Task objective:
Return copies of the lines below that mention "Information".

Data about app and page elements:

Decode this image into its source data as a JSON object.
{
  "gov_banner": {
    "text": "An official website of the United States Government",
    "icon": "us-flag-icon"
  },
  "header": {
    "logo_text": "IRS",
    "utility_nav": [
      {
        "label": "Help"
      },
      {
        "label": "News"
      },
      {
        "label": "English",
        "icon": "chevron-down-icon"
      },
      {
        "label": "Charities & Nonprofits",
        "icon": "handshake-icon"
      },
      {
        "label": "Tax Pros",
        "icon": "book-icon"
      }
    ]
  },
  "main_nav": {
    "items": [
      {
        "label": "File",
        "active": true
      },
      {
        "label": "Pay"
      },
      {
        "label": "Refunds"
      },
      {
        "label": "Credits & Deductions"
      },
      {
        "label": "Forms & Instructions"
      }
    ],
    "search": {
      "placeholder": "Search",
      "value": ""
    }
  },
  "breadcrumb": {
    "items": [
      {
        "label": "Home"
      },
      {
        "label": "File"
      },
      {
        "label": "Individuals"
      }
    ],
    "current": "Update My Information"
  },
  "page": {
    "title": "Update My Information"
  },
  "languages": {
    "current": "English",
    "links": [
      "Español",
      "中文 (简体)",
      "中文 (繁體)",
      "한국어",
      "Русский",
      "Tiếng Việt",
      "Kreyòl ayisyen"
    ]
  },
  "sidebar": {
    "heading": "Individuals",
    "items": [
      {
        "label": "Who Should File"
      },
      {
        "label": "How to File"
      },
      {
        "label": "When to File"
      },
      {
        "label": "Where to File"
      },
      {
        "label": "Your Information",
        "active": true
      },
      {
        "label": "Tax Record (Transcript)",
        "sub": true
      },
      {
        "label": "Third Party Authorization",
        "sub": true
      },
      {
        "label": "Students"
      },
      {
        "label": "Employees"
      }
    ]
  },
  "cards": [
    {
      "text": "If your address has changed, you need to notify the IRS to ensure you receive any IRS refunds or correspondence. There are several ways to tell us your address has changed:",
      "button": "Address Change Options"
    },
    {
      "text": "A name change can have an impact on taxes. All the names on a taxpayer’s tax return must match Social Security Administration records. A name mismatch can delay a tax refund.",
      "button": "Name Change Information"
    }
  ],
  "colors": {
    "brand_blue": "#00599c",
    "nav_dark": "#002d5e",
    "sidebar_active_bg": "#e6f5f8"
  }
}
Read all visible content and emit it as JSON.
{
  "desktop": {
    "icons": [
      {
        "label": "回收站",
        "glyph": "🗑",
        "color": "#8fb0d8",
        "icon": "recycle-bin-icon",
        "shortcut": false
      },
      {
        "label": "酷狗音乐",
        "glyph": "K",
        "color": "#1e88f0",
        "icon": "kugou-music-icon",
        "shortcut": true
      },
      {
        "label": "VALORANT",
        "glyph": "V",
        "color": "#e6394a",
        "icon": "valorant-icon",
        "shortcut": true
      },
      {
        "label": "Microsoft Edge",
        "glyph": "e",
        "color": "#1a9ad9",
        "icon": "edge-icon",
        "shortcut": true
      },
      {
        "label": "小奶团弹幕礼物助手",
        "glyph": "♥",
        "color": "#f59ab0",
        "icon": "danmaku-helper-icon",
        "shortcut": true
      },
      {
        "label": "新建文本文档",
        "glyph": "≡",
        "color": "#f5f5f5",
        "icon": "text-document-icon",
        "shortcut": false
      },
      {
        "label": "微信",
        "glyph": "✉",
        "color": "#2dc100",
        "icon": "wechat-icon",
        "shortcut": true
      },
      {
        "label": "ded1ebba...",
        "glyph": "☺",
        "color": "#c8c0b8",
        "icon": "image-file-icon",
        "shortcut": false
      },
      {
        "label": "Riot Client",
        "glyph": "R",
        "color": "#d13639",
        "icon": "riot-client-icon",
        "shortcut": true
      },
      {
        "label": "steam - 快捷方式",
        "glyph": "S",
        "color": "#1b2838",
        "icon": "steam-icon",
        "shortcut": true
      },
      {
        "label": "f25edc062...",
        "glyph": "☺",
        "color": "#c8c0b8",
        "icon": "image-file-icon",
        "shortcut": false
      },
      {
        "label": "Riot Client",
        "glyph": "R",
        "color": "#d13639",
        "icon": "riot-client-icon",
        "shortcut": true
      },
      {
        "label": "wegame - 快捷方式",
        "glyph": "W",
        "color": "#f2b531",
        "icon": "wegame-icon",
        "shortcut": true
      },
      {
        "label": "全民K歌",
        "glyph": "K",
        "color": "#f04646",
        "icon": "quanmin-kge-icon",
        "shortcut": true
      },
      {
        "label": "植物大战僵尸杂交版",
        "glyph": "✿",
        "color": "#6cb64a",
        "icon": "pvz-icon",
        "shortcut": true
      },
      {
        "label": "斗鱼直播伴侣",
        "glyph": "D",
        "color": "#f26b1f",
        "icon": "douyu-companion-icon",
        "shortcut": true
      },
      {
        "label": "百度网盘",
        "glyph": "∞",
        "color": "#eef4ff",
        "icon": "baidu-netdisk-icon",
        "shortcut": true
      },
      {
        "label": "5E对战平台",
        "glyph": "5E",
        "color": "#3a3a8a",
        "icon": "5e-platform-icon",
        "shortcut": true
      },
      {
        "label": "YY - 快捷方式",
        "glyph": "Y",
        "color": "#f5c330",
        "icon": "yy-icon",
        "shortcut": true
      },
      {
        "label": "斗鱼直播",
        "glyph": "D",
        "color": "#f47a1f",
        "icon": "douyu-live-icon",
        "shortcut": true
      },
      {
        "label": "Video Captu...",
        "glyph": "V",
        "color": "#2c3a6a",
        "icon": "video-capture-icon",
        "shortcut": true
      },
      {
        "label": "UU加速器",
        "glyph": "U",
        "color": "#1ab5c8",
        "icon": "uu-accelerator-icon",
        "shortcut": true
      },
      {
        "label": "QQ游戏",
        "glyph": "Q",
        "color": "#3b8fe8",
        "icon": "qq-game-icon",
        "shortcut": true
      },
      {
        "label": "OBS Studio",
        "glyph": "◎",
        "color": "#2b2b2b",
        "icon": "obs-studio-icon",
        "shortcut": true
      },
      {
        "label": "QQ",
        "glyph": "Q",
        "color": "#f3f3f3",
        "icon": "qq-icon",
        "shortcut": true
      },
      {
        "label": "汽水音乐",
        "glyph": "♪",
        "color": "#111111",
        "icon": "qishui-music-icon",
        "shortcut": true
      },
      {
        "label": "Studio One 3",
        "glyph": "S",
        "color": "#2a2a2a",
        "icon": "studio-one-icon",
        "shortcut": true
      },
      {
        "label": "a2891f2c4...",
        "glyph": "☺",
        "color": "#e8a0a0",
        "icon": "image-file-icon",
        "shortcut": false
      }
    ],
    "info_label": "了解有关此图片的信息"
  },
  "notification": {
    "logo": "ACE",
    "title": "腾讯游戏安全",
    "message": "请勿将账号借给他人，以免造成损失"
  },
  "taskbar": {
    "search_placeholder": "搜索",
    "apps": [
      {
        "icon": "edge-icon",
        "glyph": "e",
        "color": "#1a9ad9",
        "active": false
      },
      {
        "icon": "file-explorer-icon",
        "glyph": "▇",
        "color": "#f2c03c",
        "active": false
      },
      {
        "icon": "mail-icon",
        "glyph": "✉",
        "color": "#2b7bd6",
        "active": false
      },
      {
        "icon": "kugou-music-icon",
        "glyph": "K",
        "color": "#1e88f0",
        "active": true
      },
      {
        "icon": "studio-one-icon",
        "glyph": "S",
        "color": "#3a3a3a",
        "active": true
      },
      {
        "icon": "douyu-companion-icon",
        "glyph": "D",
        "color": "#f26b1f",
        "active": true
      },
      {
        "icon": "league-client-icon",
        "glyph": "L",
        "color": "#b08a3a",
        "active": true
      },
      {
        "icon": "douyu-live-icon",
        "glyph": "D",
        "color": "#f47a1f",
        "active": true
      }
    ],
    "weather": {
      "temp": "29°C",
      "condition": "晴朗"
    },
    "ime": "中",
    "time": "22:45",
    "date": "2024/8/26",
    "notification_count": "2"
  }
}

Answer to the exercise:
    "current": "Update My Information"
    "title": "Update My Information"
        "label": "Your Information",
      "button": "Name Change Information"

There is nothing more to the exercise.